To the Editor: In their study of respiratory symptoms, pulmonary function, and markers of inflammation, Dr Menzies and colleagues1 explored the effect of smoke-free legislation on bar workers' health in Dundee and Perth, Scotland. Their findings of improvements across a range of health indices in bar workers now in smoke-free working environments are consistent with expectations and with earlier work by Eisner et al.2 However, it is important to note that the effects of seasonal variation were not controlled for. The study examined self-reported respiratory symptoms, pulmonary function, and markers of inflammation at 3 points between February 2006 and June 2006. The city of Dundee is located at a latitude of 56.5° N and experiences marked changes in weather conditions in these months (average February maximum temperature is 44°F compared to 62°F in June).3 Roponen et al4 measured large seasonal differences in self-reported respiratory symptoms in a cohort of healthy volunteers in Finland. For most symptoms they found higher levels in winter, spring, and autumn compared with summer. Respiratory infections in Scotland demonstrate a winter peak.5 It is therefore possible that the statistically significant changes in white blood cell and neutrophil counts reported by Menzies et al may be strongly influenced by seasonal reductions in the numbers of bar workers experiencing respiratory infections.
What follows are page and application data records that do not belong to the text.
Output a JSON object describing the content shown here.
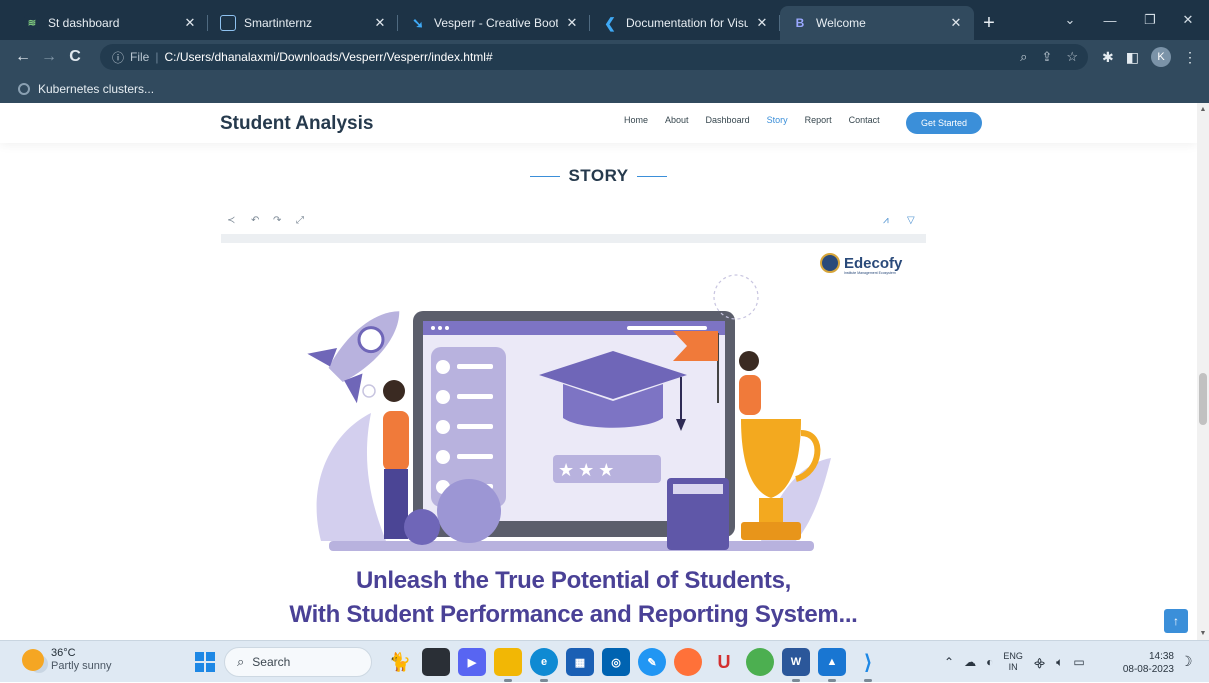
{
  "browser": {
    "tabs": [
      {
        "title": "St dashboard",
        "fav_color": "#2e7d32",
        "fav_glyph": "≋"
      },
      {
        "title": "Smartinternz",
        "fav_color": "#1e88e5",
        "fav_glyph": "□"
      },
      {
        "title": "Vesperr - Creative Bootstrap",
        "fav_color": "#1e88e5",
        "fav_glyph": "❯"
      },
      {
        "title": "Documentation for Visual Stu",
        "fav_color": "#1e88e5",
        "fav_glyph": "❮"
      },
      {
        "title": "Welcome",
        "fav_color": "#4a63d9",
        "fav_glyph": "B"
      }
    ],
    "tab_close": "✕",
    "new_tab": "+",
    "address": {
      "info": "ⓘ",
      "scheme_label": "File",
      "url": "C:/Users/dhanalaxmi/Downloads/Vesperr/Vesperr/index.html#"
    },
    "profile_initial": "K",
    "bookmark": "Kubernetes clusters..."
  },
  "site": {
    "brand": "Student Analysis",
    "nav": [
      "Home",
      "About",
      "Dashboard",
      "Story",
      "Report",
      "Contact"
    ],
    "active_nav": "Story",
    "cta": "Get Started",
    "section_title": "STORY",
    "back_to_top": "↑"
  },
  "story": {
    "logo_name": "Edecofy",
    "logo_tagline": "Institute Management Ecosystem",
    "headline_1": "Unleash the True Potential of Students,",
    "headline_2": "With Student Performance and Reporting System...",
    "rating_stars": "★★★"
  },
  "taskbar": {
    "temperature": "36°C",
    "weather": "Partly sunny",
    "search_placeholder": "Search",
    "lang_1": "ENG",
    "lang_2": "IN",
    "time": "14:38",
    "date": "08-08-2023"
  }
}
Without a control group it is impossible to determine if the effects reported are due to improvements in workplace air quality from the smoke-free legislation. The study also provided no measure of changes in personal exposure. We believe that it would be valuable for the authors to continue their study and to repeat testing of their participants at 12 months from baseline to remove the influence of season (recognizing the practical limitation that their already substantial loss to follow-up would likely be higher at 12 months). Back to top Article Information Financial Disclosures: None reported. References 1. Menzies D, Nair A, Williamson PA. et al. Respiratory symptoms, pulmonary function and markers of inflammation among bar workers before and after a legislative ban on smoking in public places. JAMA. 2006;296:1742-174817032987Google ScholarCrossref 2. Eisner MD, Smith AK, Blanc PD. Bartenders' respiratory health after establishment of smoke-free bars and taverns. JAMA. 1998;280:1909-19149851475Google ScholarCrossref 3. UK Meterological Office. Leuchars 1971-2000 averages. http://www.metoffice.com/climate/uk/averages/19712000/sites/leuchars.html. Accessed October 20, 2006 4. Roponen M, Seuri M, Nevalainen A, Randell J, Hirvonen MR. Nasal lavage method in the monitoring of upper airway inflammation: seasonal and individual variation. Inhal Toxicol. 2003;15:649-66112754687Google Scholar 5. Smith A, McMenamin J, Frew C. Surveillance report: respiratory infections. http://www.documents.hps.scot.nhs.uk/ewr/pdf2006/0620.pdf. Accessed November 22, 2006

Journal

JAMAAmerican Medical Association

Published: Jan 24, 2007

References